t = linspace(0,tmax,tmax/dt);
x = 1:(tmax/dt);
k = 1/(2*dt*fsquare);
y_square = (Amp*(mod(x,2*k)- mod(x,k))/k - 0.5*Amp);
%get filter's impulse repsonse
y_impulse = impulse(G_filt,t);
%apply filter (convolve then truncate)
y_filtered = conv(y_square,y_impulse)*dt;
y_filtered = y_filtered(1:length(y_square));
%plot bode response of filter
figure();
bode(G_filt);
grid; grid minor;
%plot impulse response of filter
figure();
plot(t,y_impulse,'g','linewidth',2);
title('Filter impulse response')
xlabel('Time')
ylabel('Intensity / Volts')
grid; grid minor;
%plot original signal
figure();
plot(t,y_square,'m','linewidth',2);
xlabel('Time')
ylabel('Intensity / Volts')
hold on
%plot filtered response
plot(t,y_filtered,'b','linewidth',2);
xlabel('Time')

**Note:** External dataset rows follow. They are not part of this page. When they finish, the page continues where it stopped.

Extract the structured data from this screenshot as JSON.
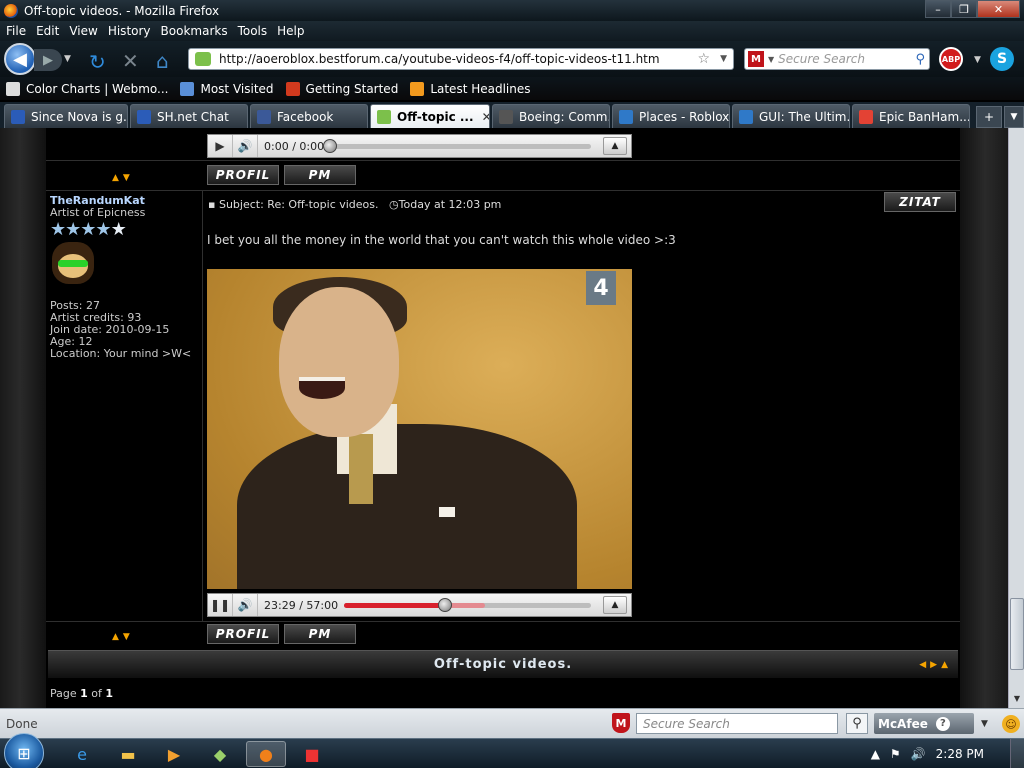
{
  "window": {
    "title": "Off-topic videos. - Mozilla Firefox",
    "min": "–",
    "max": "❐",
    "close": "✕"
  },
  "menu": [
    "File",
    "Edit",
    "View",
    "History",
    "Bookmarks",
    "Tools",
    "Help"
  ],
  "nav": {
    "url": "http://aoeroblox.bestforum.ca/youtube-videos-f4/off-topic-videos-t11.htm",
    "search_placeholder": "Secure Search",
    "abp_label": "ABP"
  },
  "bookmarks": [
    {
      "label": "Color Charts | Webmo...",
      "color": "#dddddd"
    },
    {
      "label": "Most Visited",
      "color": "#5a8fd8"
    },
    {
      "label": "Getting Started",
      "color": "#d23a1e"
    },
    {
      "label": "Latest Headlines",
      "color": "#f39a1e"
    }
  ],
  "tabs": [
    {
      "label": "Since Nova is g...",
      "color": "#2b5cb8",
      "active": false
    },
    {
      "label": "SH.net Chat",
      "color": "#2b5cb8",
      "active": false
    },
    {
      "label": "Facebook",
      "color": "#3b5998",
      "active": false
    },
    {
      "label": "Off-topic ...",
      "color": "#7cc04b",
      "active": true
    },
    {
      "label": "Boeing: Comm...",
      "color": "#555555",
      "active": false
    },
    {
      "label": "Places - Roblox...",
      "color": "#2f79c8",
      "active": false
    },
    {
      "label": "GUI: The Ultim...",
      "color": "#2f79c8",
      "active": false
    },
    {
      "label": "Epic BanHam...",
      "color": "#e34234",
      "active": false
    }
  ],
  "top_player": {
    "time": "0:00 / 0:00",
    "progress": 0.0
  },
  "post_buttons": {
    "profile": "PROFIL",
    "pm": "PM",
    "quote": "ZITAT"
  },
  "post": {
    "username": "TheRandumKat",
    "rank": "Artist of Epicness",
    "stars": 5,
    "stats": [
      "Posts: 27",
      "Artist credits: 93",
      "Join date: 2010-09-15",
      "Age: 12",
      "Location: Your mind >W<"
    ],
    "subject": "Subject: Re: Off-topic videos.",
    "time": "Today at 12:03 pm",
    "text": "I bet you all the money in the world that you can't watch this whole video >:3",
    "video_channel_logo": "4"
  },
  "video_player": {
    "time": "23:29 / 57:00",
    "progress": 0.41,
    "buffered": 0.57
  },
  "topic_footer": {
    "title": "Off-topic videos.",
    "page_label": "Page",
    "page_current": "1",
    "page_of": "of",
    "page_total": "1"
  },
  "status": {
    "text": "Done",
    "search_placeholder": "Secure Search",
    "mcafee_label": "McAfee"
  },
  "taskbar": {
    "clock": "2:28 PM"
  }
}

ylabel('Intensity / Volts')
grid; grid minor;
legend('Original Square','Filtered Signal','Location','southwest')
%make user pick point at which transients are gone
uiwait(msgbox('Pick the point on the graph where the transients are gone.'));
[t_truncate,~] = ginput(1);
n_truncate = round(t_truncate/dt);
%truncate the filtered dataset and shift to zero to remove DC component.
y_filtered_truncated = y_filtered(n_truncate:end);
t_truncated = t(n_truncate:end);
y_dc = trapz(y_filtered_truncated,t_truncated)/(t_truncated(end) - t_truncated(1));
%run ffts
Y_fil = fft(y_filtered_truncated,fftsize);
Y_sq = fft(y_square(n_truncate:end),fftsize);
%evaluate power spectra
Pyy_sq = Y_sq.*conj(Y_sq)/fftsize;
Pyy_fil = Y_fil.*conj(Y_fil)/fftsize;
freq = (1/dt)*(0:(fftsize/2))/fftsize;
%plot fft for square
figure();
plot(freq,Pyy_sq(1:(1+fftsize/2)),'k','LineWidth', 2);
xlabel('Frequency (Hz)');
ylabel('Power');
hold on
%plot fft for filtered data
plot(freq,Pyy_fil(1:(1+fftsize/2)),'r','LineWidth', 2);
title('Signal FFTs')
xlabel('Frequency (Hz)');
ylabel('Power');
grid; grid minor;
legend('Square Wave','Filtered Signal','Location','northeast')
MATLAB code available at bottom of this page ^ right here! ↩︎